Of course, you won’t find anything about Linguistics in the Safety curriculum. This is why it is so easy for Safety to speak nonsense to people:
I asked a recent group studying culture to list what they perceive as the 10 most common safety beliefs (https://safetyrisk.net/safety-beliefs-as-cultural-indicators/). Just from this sample we note the connection between language and belief. Many of these beliefs and associated language operate as cultural memes (https://safetyrisk.net/culture-silences-in-safety-memes/). And at no time are assumptions and methodology articulated or disclosed. This is also a common cultural attribute of safety.
It is really quite straight forward. How can you preach zero to fallible people?
It is such a simple question and yet Safety has no answer, neither does it ever articulate the philosophy/ideology behind such belief. Similarly, other simplistic memes like: ‘safety is a choice you make’ and, ‘all accidents are preventable’. Both statements are complete nonsense and hide an ideology that fuels brutalism.
It really is quite straight forward. Just keep repeating to a child the word ‘loser’ and see what happens. Just repeatedly call a group ‘hoons’ or ‘bogans’ and see what happens. Just keep repeating the language ‘Psychosocial hazards’ and see what you get.
Language changes us and the world. Here is some research on the matter:
One of the best books any person in safety could read is Metaphors We Live By (Lakoff and Johnson) Indeed, such a text ought to be the foundation for learning in safety.
We know from all the research into the development of language that language is acquired through gesture, symbol, para-linguistics and embodiment. The acquisition of language is NOT a brain-computer thing but rather a whole-of-body thing (https://www.researchgate.net/publication/311436117_The_embodied_development_of_language). Therefore, the shaping of culture primarily comes through para-linguistics.

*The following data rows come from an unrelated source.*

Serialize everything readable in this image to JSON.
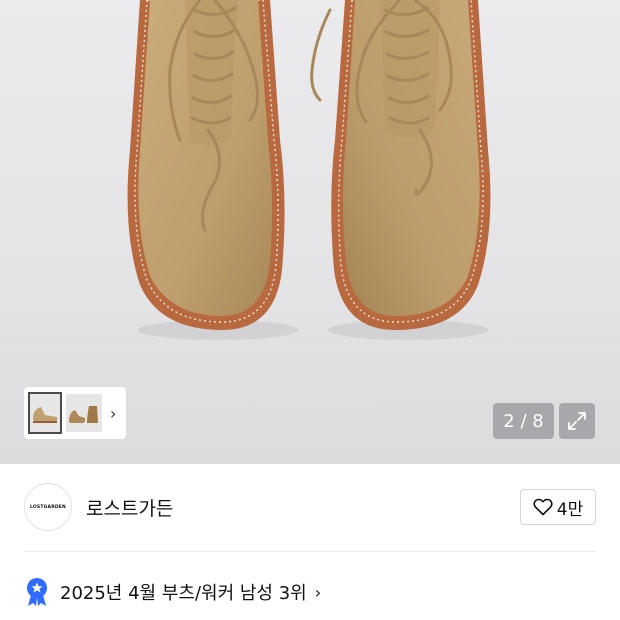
{
  "gallery": {
    "current_page": 2,
    "total_pages": 8,
    "counter_text": "2 / 8",
    "thumbnails": [
      {
        "name": "thumbnail-boots-pair",
        "selected": true
      },
      {
        "name": "thumbnail-boots-side",
        "selected": false
      }
    ]
  },
  "brand": {
    "logo_text": "LOSTGARDEN",
    "name": "로스트가든",
    "likes_label": "4만"
  },
  "ranking": {
    "text": "2025년 4월 부츠/워커 남성 3위"
  },
  "colors": {
    "accent_blue": "#2f6bff",
    "suede": "#c3a272",
    "sole": "#b86a45"
  },
  "icons": [
    "heart-icon",
    "expand-icon",
    "chevron-right-icon",
    "award-badge-icon"
  ]
}
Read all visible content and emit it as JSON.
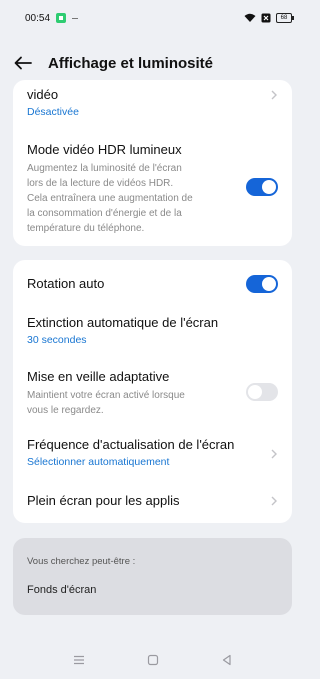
{
  "status_bar": {
    "time": "00:54",
    "battery": "68"
  },
  "header": {
    "title": "Affichage et luminosité"
  },
  "card1": {
    "video_row": {
      "title": "vidéo",
      "value": "Désactivée"
    },
    "hdr_row": {
      "title": "Mode vidéo HDR lumineux",
      "desc_lines": [
        "Augmentez la luminosité de l'écran",
        "lors de la lecture de vidéos HDR.",
        "Cela entraînera une augmentation de",
        "la consommation d'énergie et de la",
        "température du téléphone."
      ],
      "toggle_on": true
    }
  },
  "card2": {
    "rotation": {
      "title": "Rotation auto",
      "toggle_on": true
    },
    "screen_timeout": {
      "title": "Extinction automatique de l'écran",
      "value": "30 secondes"
    },
    "adaptive_sleep": {
      "title": "Mise en veille adaptative",
      "desc_lines": [
        "Maintient votre écran activé lorsque",
        "vous le regardez."
      ],
      "toggle_on": false
    },
    "refresh_rate": {
      "title": "Fréquence d'actualisation de l'écran",
      "value": "Sélectionner automatiquement"
    },
    "fullscreen_apps": {
      "title": "Plein écran pour les applis"
    }
  },
  "suggestions": {
    "label": "Vous cherchez peut-être :",
    "item": "Fonds d'écran"
  },
  "colors": {
    "accent": "#1565d8",
    "link": "#1976d2",
    "background": "#eef0f4"
  }
}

We know that children learn how to speak and write long after they have learned how to communicate (https://www.frontiersin.org/articles/10.3389/fpsyg.2014.00506/full). Years before a child can speak or write they learn to communicate through gesture and sign. Language is an embodied semiotic that exists in the Semiosphere (Lotman). Language is not just the stringing together of a few words. Language is not just a brain activity. Indeed, every metaphor we use (where we describe something by what it isn’t) comes from a symbolic and gestural understanding of being.
You would have thought that if messaging was important to safety that it would have some interest in Linguistics. Sadly, no.
If you are interested in a positive, constructive and practical approach to messaging in tackling risk there is a workshop available in SPoR (https://cllr.com.au/product/linguistics-flyer-unit-21/) that helps. And who knows, maybe such study might help develop an understanding of cultural influence. One thing is for sure, you will get nothing from a belief that supposes culture is ‘what we do around here’.
Crista Vesel says
Thanks, Rob. Language matters in all that we do and we cannot ignore the power and pitfalls that exist when we communicate at work. I have many of the resources that you list, but always appreciate your openness to sharing with us! Lera Boroditsky is a source that I use all the time, as are Lakoff & Johnson.
Rob Long says
Thanks Christa, yes Boroditsky is brilliant too.